▸ **Exercise prompt**: Would you please copy each line of the data in which the string "Cloud" occurs?

▸ **Dataset extract**:

/---

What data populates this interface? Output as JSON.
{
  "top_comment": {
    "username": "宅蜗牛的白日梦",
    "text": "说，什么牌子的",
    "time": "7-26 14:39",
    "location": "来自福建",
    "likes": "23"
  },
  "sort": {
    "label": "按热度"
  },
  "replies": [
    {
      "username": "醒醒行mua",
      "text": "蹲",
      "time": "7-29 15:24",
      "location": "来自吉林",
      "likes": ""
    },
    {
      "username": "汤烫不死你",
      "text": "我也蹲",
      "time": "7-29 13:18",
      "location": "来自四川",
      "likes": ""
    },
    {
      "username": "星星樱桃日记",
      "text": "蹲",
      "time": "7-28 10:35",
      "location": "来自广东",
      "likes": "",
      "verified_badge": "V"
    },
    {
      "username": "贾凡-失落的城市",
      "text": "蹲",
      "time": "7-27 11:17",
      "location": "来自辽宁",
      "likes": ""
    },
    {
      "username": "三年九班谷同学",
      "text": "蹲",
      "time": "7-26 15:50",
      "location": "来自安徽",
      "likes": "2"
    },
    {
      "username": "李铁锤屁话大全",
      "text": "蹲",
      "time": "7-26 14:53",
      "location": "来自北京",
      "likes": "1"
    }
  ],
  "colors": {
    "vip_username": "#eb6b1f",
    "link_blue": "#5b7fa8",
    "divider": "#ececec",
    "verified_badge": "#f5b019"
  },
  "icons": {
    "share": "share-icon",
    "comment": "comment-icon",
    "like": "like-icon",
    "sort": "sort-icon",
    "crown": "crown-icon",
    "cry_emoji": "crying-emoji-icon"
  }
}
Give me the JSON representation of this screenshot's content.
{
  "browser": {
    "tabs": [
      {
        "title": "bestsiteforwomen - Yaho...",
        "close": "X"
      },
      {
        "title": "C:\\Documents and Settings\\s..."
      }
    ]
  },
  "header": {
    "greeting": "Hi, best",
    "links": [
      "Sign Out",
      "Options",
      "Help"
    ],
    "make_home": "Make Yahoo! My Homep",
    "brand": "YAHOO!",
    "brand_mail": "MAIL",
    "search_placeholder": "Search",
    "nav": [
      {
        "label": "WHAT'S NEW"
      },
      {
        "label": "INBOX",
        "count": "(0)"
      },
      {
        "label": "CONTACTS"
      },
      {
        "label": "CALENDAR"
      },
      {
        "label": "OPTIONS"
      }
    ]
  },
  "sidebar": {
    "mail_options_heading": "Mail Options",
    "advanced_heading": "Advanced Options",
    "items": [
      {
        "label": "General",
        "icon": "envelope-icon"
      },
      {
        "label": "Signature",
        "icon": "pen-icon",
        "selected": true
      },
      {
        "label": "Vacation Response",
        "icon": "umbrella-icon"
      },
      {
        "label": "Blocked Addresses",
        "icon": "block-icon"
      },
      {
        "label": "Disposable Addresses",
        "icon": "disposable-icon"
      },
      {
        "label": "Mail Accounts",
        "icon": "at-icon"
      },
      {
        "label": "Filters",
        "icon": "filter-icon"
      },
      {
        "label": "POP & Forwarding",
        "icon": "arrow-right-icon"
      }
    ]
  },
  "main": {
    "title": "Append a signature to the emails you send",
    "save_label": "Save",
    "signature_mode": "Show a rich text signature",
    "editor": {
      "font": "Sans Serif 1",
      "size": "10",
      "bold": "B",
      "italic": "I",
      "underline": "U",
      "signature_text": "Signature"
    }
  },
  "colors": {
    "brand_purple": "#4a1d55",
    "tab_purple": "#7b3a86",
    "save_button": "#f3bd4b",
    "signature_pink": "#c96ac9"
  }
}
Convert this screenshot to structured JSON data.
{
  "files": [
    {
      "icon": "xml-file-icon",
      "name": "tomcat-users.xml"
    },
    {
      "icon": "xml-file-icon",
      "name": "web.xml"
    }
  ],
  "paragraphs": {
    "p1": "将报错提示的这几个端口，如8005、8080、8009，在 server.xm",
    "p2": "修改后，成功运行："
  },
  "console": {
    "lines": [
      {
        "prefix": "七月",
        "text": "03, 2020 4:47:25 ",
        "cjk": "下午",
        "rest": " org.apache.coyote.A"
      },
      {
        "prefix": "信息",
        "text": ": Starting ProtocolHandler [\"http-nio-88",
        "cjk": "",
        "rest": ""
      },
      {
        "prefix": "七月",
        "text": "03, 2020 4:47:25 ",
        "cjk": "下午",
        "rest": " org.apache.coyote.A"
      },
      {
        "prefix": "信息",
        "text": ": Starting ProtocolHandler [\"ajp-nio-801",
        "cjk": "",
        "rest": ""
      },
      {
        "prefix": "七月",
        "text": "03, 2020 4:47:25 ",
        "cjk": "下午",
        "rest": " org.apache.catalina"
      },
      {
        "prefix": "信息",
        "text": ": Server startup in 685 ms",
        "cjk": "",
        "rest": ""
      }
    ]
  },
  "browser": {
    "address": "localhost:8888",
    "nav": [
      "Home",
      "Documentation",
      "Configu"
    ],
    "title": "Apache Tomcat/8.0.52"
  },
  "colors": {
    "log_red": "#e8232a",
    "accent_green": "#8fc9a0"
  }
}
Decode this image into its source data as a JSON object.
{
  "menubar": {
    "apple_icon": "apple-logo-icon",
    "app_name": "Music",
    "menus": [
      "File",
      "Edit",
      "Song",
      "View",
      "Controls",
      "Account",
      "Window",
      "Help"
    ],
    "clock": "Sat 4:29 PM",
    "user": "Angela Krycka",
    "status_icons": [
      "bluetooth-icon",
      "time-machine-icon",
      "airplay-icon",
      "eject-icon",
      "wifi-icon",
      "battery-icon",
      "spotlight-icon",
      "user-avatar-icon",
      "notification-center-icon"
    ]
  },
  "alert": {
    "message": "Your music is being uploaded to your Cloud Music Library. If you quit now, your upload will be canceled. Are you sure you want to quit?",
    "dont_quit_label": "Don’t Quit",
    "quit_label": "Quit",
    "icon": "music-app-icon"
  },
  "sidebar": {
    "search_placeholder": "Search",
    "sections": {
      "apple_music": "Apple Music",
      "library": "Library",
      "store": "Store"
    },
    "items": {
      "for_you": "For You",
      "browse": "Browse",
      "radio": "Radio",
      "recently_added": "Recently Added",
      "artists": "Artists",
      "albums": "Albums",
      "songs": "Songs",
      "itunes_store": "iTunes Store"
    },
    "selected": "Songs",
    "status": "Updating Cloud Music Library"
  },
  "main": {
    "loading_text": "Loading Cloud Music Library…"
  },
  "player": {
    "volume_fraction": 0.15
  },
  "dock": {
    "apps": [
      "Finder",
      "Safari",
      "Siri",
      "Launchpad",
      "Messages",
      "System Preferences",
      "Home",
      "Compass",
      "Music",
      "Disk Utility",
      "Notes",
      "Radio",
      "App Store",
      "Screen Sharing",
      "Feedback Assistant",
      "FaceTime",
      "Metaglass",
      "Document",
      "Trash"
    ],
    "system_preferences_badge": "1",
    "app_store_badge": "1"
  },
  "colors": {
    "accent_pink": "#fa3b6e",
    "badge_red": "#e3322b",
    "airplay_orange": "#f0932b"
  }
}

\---

▸ **Answer to this task**:
    "message": "Your music is being uploaded to your Cloud Music Library. If you quit now, your upload will be canceled. Are you sure you want to quit?",
    "status": "Updating Cloud Music Library"
    "loading_text": "Loading Cloud Music Library…"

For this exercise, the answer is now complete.